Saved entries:
[Start of Attachment]

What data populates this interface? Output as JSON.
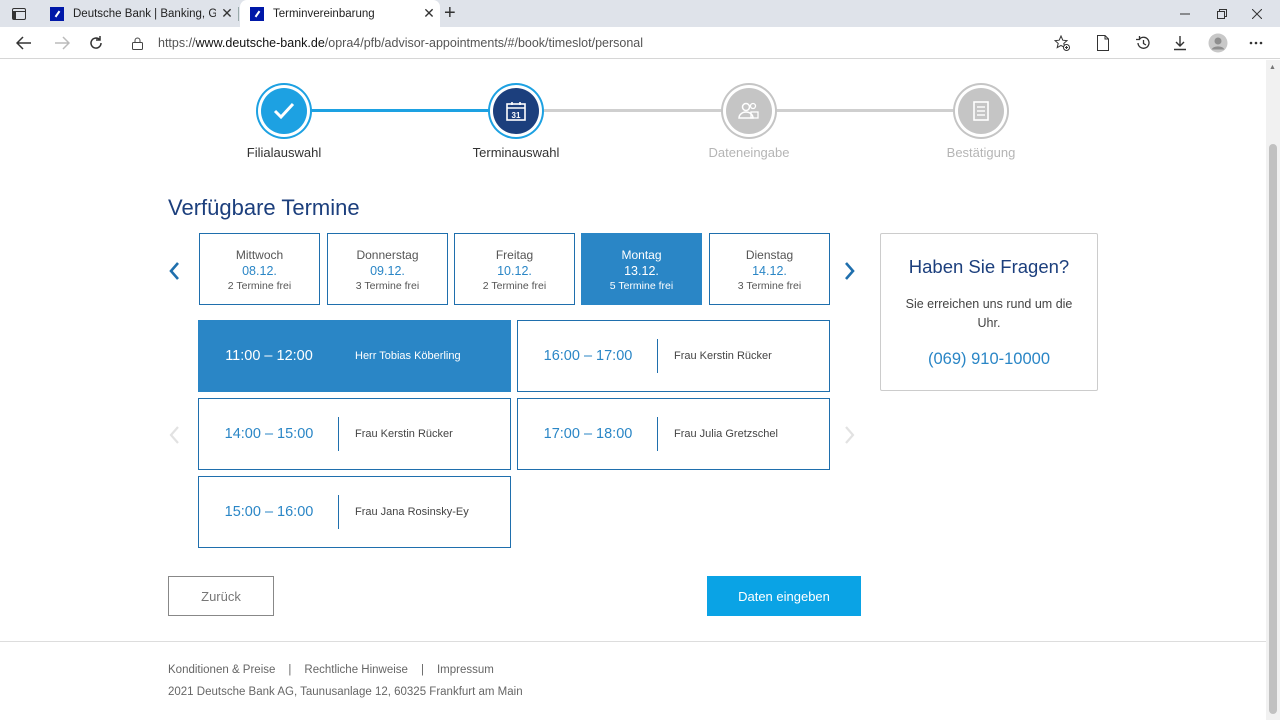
{
  "browser": {
    "tabs": [
      {
        "title": "Deutsche Bank | Banking, Geldan",
        "active": false
      },
      {
        "title": "Terminvereinbarung",
        "active": true
      }
    ],
    "url_prefix": "https://",
    "url_host": "www.deutsche-bank.de",
    "url_path": "/opra4/pfb/advisor-appointments/#/book/timeslot/personal"
  },
  "stepper": {
    "steps": [
      {
        "label": "Filialauswahl",
        "state": "done",
        "icon": "check-icon"
      },
      {
        "label": "Terminauswahl",
        "state": "active",
        "icon": "calendar-icon"
      },
      {
        "label": "Dateneingabe",
        "state": "pending",
        "icon": "people-icon"
      },
      {
        "label": "Bestätigung",
        "state": "pending",
        "icon": "document-icon"
      }
    ]
  },
  "main": {
    "title": "Verfügbare Termine",
    "days": [
      {
        "name": "Mittwoch",
        "date": "08.12.",
        "free": "2 Termine frei",
        "selected": false
      },
      {
        "name": "Donnerstag",
        "date": "09.12.",
        "free": "3 Termine frei",
        "selected": false
      },
      {
        "name": "Freitag",
        "date": "10.12.",
        "free": "2 Termine frei",
        "selected": false
      },
      {
        "name": "Montag",
        "date": "13.12.",
        "free": "5 Termine frei",
        "selected": true
      },
      {
        "name": "Dienstag",
        "date": "14.12.",
        "free": "3 Termine frei",
        "selected": false
      }
    ],
    "slots": [
      {
        "time": "11:00 – 12:00",
        "person": "Herr Tobias Köberling",
        "selected": true
      },
      {
        "time": "16:00 – 17:00",
        "person": "Frau Kerstin Rücker",
        "selected": false
      },
      {
        "time": "14:00 – 15:00",
        "person": "Frau Kerstin Rücker",
        "selected": false
      },
      {
        "time": "17:00 – 18:00",
        "person": "Frau Julia Gretzschel",
        "selected": false
      },
      {
        "time": "15:00 – 16:00",
        "person": "Frau Jana Rosinsky-Ey",
        "selected": false
      }
    ]
  },
  "faq": {
    "title": "Haben Sie Fragen?",
    "text": "Sie erreichen uns rund um die Uhr.",
    "phone": "(069) 910-10000"
  },
  "buttons": {
    "back": "Zurück",
    "next": "Daten eingeben"
  },
  "footer": {
    "links": [
      "Konditionen & Preise",
      "Rechtliche Hinweise",
      "Impressum"
    ],
    "separator": "|",
    "copyright": "2021 Deutsche Bank AG, Taunusanlage 12, 60325 Frankfurt am Main"
  },
  "colors": {
    "accent": "#2a86c6",
    "primary_button": "#0aa3e5",
    "heading": "#1c3f7d",
    "done_step": "#1da1e2",
    "active_step": "#1c3f7d",
    "pending_step": "#c5c5c5"
  }
}
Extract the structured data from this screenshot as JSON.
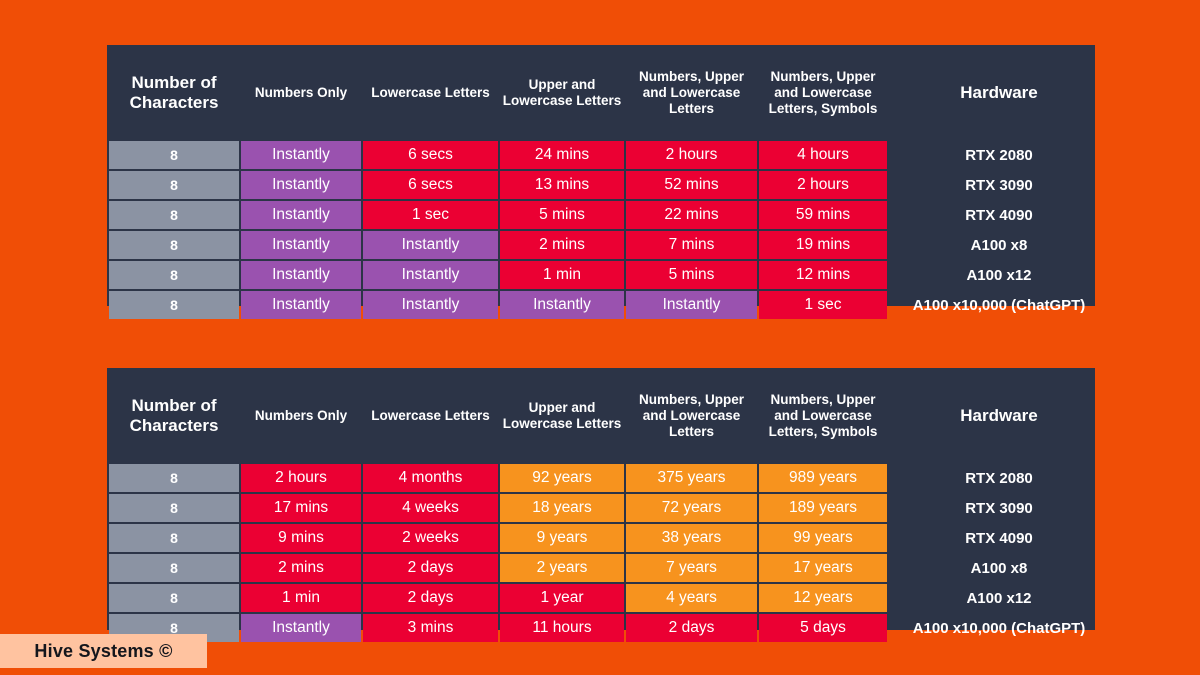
{
  "background_color": "#F04E06",
  "palette": {
    "card": "#2C3447",
    "chars_cell": "#8B93A3",
    "instantly_purple": "#9A52AF",
    "fast_red": "#EB0033",
    "slow_orange": "#F7931E",
    "text": "#FFFFFF",
    "brand_bar": "#FFC3A0"
  },
  "brand": {
    "label": "Hive Systems ©"
  },
  "columns": [
    {
      "key": "chars",
      "label": "Number of Characters"
    },
    {
      "key": "numbers_only",
      "label": "Numbers Only"
    },
    {
      "key": "lowercase",
      "label": "Lowercase Letters"
    },
    {
      "key": "upper_lower",
      "label": "Upper and Lowercase Letters"
    },
    {
      "key": "num_upper_lower",
      "label": "Numbers, Upper and Lowercase Letters"
    },
    {
      "key": "num_upper_lower_sym",
      "label": "Numbers, Upper and Lowercase Letters, Symbols"
    },
    {
      "key": "hardware",
      "label": "Hardware"
    }
  ],
  "tables": [
    {
      "id": "table-1",
      "headers": {
        "chars": "Number of Characters",
        "numbers_only": "Numbers Only",
        "lowercase": "Lowercase Letters",
        "upper_lower": "Upper and Lowercase Letters",
        "num_upper_lower": "Numbers, Upper and Lowercase Letters",
        "num_upper_lower_sym": "Numbers, Upper and Lowercase Letters, Symbols",
        "hardware": "Hardware"
      },
      "rows": [
        {
          "chars": "8",
          "numbers_only": {
            "text": "Instantly",
            "color": "purple"
          },
          "lowercase": {
            "text": "6 secs",
            "color": "red"
          },
          "upper_lower": {
            "text": "24 mins",
            "color": "red"
          },
          "num_upper_lower": {
            "text": "2 hours",
            "color": "red"
          },
          "num_upper_lower_sym": {
            "text": "4 hours",
            "color": "red"
          },
          "hardware": "RTX 2080"
        },
        {
          "chars": "8",
          "numbers_only": {
            "text": "Instantly",
            "color": "purple"
          },
          "lowercase": {
            "text": "6 secs",
            "color": "red"
          },
          "upper_lower": {
            "text": "13 mins",
            "color": "red"
          },
          "num_upper_lower": {
            "text": "52 mins",
            "color": "red"
          },
          "num_upper_lower_sym": {
            "text": "2 hours",
            "color": "red"
          },
          "hardware": "RTX 3090"
        },
        {
          "chars": "8",
          "numbers_only": {
            "text": "Instantly",
            "color": "purple"
          },
          "lowercase": {
            "text": "1 sec",
            "color": "red"
          },
          "upper_lower": {
            "text": "5 mins",
            "color": "red"
          },
          "num_upper_lower": {
            "text": "22 mins",
            "color": "red"
          },
          "num_upper_lower_sym": {
            "text": "59 mins",
            "color": "red"
          },
          "hardware": "RTX 4090"
        },
        {
          "chars": "8",
          "numbers_only": {
            "text": "Instantly",
            "color": "purple"
          },
          "lowercase": {
            "text": "Instantly",
            "color": "purple"
          },
          "upper_lower": {
            "text": "2 mins",
            "color": "red"
          },
          "num_upper_lower": {
            "text": "7 mins",
            "color": "red"
          },
          "num_upper_lower_sym": {
            "text": "19 mins",
            "color": "red"
          },
          "hardware": "A100 x8"
        },
        {
          "chars": "8",
          "numbers_only": {
            "text": "Instantly",
            "color": "purple"
          },
          "lowercase": {
            "text": "Instantly",
            "color": "purple"
          },
          "upper_lower": {
            "text": "1 min",
            "color": "red"
          },
          "num_upper_lower": {
            "text": "5 mins",
            "color": "red"
          },
          "num_upper_lower_sym": {
            "text": "12 mins",
            "color": "red"
          },
          "hardware": "A100 x12"
        },
        {
          "chars": "8",
          "numbers_only": {
            "text": "Instantly",
            "color": "purple"
          },
          "lowercase": {
            "text": "Instantly",
            "color": "purple"
          },
          "upper_lower": {
            "text": "Instantly",
            "color": "purple"
          },
          "num_upper_lower": {
            "text": "Instantly",
            "color": "purple"
          },
          "num_upper_lower_sym": {
            "text": "1 sec",
            "color": "red"
          },
          "hardware": "A100 x10,000 (ChatGPT)"
        }
      ]
    },
    {
      "id": "table-2",
      "headers": {
        "chars": "Number of Characters",
        "numbers_only": "Numbers Only",
        "lowercase": "Lowercase Letters",
        "upper_lower": "Upper and Lowercase Letters",
        "num_upper_lower": "Numbers, Upper and Lowercase Letters",
        "num_upper_lower_sym": "Numbers, Upper and Lowercase Letters, Symbols",
        "hardware": "Hardware"
      },
      "rows": [
        {
          "chars": "8",
          "numbers_only": {
            "text": "2 hours",
            "color": "red"
          },
          "lowercase": {
            "text": "4 months",
            "color": "red"
          },
          "upper_lower": {
            "text": "92 years",
            "color": "orange"
          },
          "num_upper_lower": {
            "text": "375 years",
            "color": "orange"
          },
          "num_upper_lower_sym": {
            "text": "989 years",
            "color": "orange"
          },
          "hardware": "RTX 2080"
        },
        {
          "chars": "8",
          "numbers_only": {
            "text": "17 mins",
            "color": "red"
          },
          "lowercase": {
            "text": "4 weeks",
            "color": "red"
          },
          "upper_lower": {
            "text": "18 years",
            "color": "orange"
          },
          "num_upper_lower": {
            "text": "72 years",
            "color": "orange"
          },
          "num_upper_lower_sym": {
            "text": "189 years",
            "color": "orange"
          },
          "hardware": "RTX 3090"
        },
        {
          "chars": "8",
          "numbers_only": {
            "text": "9 mins",
            "color": "red"
          },
          "lowercase": {
            "text": "2 weeks",
            "color": "red"
          },
          "upper_lower": {
            "text": "9 years",
            "color": "orange"
          },
          "num_upper_lower": {
            "text": "38 years",
            "color": "orange"
          },
          "num_upper_lower_sym": {
            "text": "99 years",
            "color": "orange"
          },
          "hardware": "RTX 4090"
        },
        {
          "chars": "8",
          "numbers_only": {
            "text": "2 mins",
            "color": "red"
          },
          "lowercase": {
            "text": "2 days",
            "color": "red"
          },
          "upper_lower": {
            "text": "2 years",
            "color": "orange"
          },
          "num_upper_lower": {
            "text": "7 years",
            "color": "orange"
          },
          "num_upper_lower_sym": {
            "text": "17 years",
            "color": "orange"
          },
          "hardware": "A100 x8"
        },
        {
          "chars": "8",
          "numbers_only": {
            "text": "1 min",
            "color": "red"
          },
          "lowercase": {
            "text": "2 days",
            "color": "red"
          },
          "upper_lower": {
            "text": "1 year",
            "color": "red"
          },
          "num_upper_lower": {
            "text": "4 years",
            "color": "orange"
          },
          "num_upper_lower_sym": {
            "text": "12 years",
            "color": "orange"
          },
          "hardware": "A100 x12"
        },
        {
          "chars": "8",
          "numbers_only": {
            "text": "Instantly",
            "color": "purple"
          },
          "lowercase": {
            "text": "3 mins",
            "color": "red"
          },
          "upper_lower": {
            "text": "11 hours",
            "color": "red"
          },
          "num_upper_lower": {
            "text": "2 days",
            "color": "red"
          },
          "num_upper_lower_sym": {
            "text": "5 days",
            "color": "red"
          },
          "hardware": "A100 x10,000 (ChatGPT)"
        }
      ]
    }
  ]
}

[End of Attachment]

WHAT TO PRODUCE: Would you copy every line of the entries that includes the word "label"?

WRITTEN REPLY:
        "label": "Filialauswahl",
        "label": "Terminauswahl",
        "label": "Dateneingabe",
        "label": "Bestätigung",
    "label": "Hive Systems ©"
      "label": "Number of Characters"
      "label": "Numbers Only"
      "label": "Lowercase Letters"
      "label": "Upper and Lowercase Letters"
      "label": "Numbers, Upper and Lowercase Letters"
      "label": "Numbers, Upper and Lowercase Letters, Symbols"
      "label": "Hardware"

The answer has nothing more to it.